■ **Exercise directions**: Your answer must be an exact copy of the records below, minus the pictures.

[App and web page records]
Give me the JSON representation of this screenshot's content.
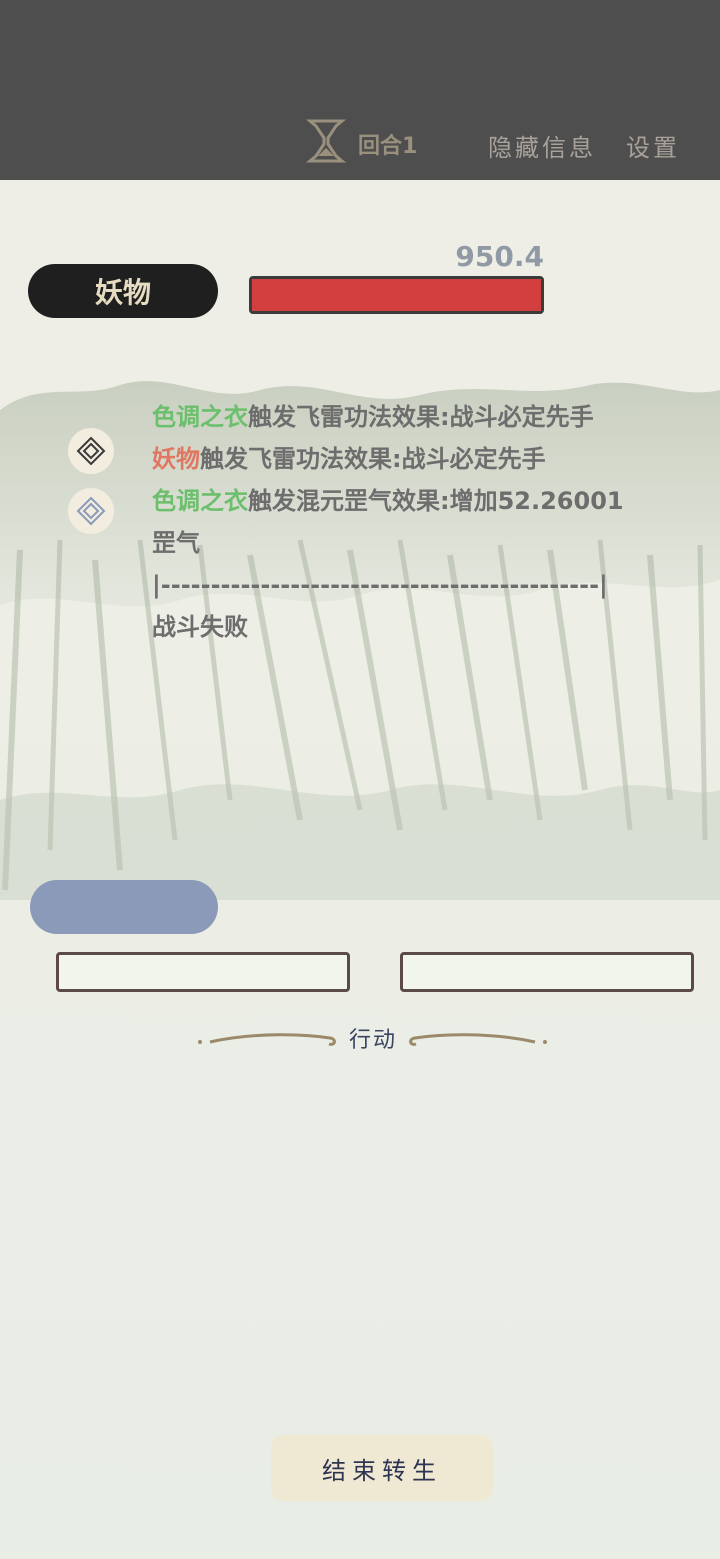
{
  "header": {
    "round_label": "回合1",
    "hide_info_label": "隐藏信息",
    "settings_label": "设置"
  },
  "enemy": {
    "name": "妖物",
    "hp_value": "950.4",
    "hp_fraction": 1.0
  },
  "battle_log": {
    "lines": [
      {
        "segments": [
          {
            "text": "色调之衣",
            "color": "green"
          },
          {
            "text": "触发飞雷功法效果:战斗必定先手",
            "color": "default"
          }
        ]
      },
      {
        "segments": [
          {
            "text": "妖物",
            "color": "red"
          },
          {
            "text": "触发飞雷功法效果:战斗必定先手",
            "color": "default"
          }
        ]
      },
      {
        "segments": [
          {
            "text": "色调之衣",
            "color": "green"
          },
          {
            "text": "触发混元罡气效果:增加52.26001",
            "color": "default"
          }
        ]
      },
      {
        "segments": [
          {
            "text": "罡气",
            "color": "default"
          }
        ]
      },
      {
        "segments": [
          {
            "text": "|--------------------------------------------|",
            "color": "default"
          }
        ]
      },
      {
        "segments": [
          {
            "text": "战斗失败",
            "color": "default"
          }
        ]
      }
    ]
  },
  "action_section": {
    "label": "行动"
  },
  "footer": {
    "end_button_label": "结束转生"
  },
  "colors": {
    "top_bar": "#4e4e4e",
    "hp_bar": "#d33f3f",
    "green_text": "#6cbf6c",
    "red_text": "#e07861",
    "blue_pill": "#8a9ab8"
  },
  "icons": [
    "hourglass-icon",
    "diamond-icon"
  ]
}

■ **Written solution**:
Give me the JSON representation of this screenshot's content.
{
  "header": {
    "round_label": "回合1",
    "hide_info_label": "隐藏信息",
    "settings_label": "设置"
  },
  "enemy": {
    "name": "妖物",
    "hp_value": "950.4",
    "hp_fraction": 1.0
  },
  "battle_log": {
    "lines": [
      {
        "segments": [
          {
            "text": "色调之衣",
            "color": "green"
          },
          {
            "text": "触发飞雷功法效果:战斗必定先手",
            "color": "default"
          }
        ]
      },
      {
        "segments": [
          {
            "text": "妖物",
            "color": "red"
          },
          {
            "text": "触发飞雷功法效果:战斗必定先手",
            "color": "default"
          }
        ]
      },
      {
        "segments": [
          {
            "text": "色调之衣",
            "color": "green"
          },
          {
            "text": "触发混元罡气效果:增加52.26001",
            "color": "default"
          }
        ]
      },
      {
        "segments": [
          {
            "text": "罡气",
            "color": "default"
          }
        ]
      },
      {
        "segments": [
          {
            "text": "|--------------------------------------------|",
            "color": "default"
          }
        ]
      },
      {
        "segments": [
          {
            "text": "战斗失败",
            "color": "default"
          }
        ]
      }
    ]
  },
  "action_section": {
    "label": "行动"
  },
  "footer": {
    "end_button_label": "结束转生"
  },
  "colors": {
    "top_bar": "#4e4e4e",
    "hp_bar": "#d33f3f",
    "green_text": "#6cbf6c",
    "red_text": "#e07861",
    "blue_pill": "#8a9ab8"
  },
  "icons": [
    "hourglass-icon",
    "diamond-icon"
  ]
}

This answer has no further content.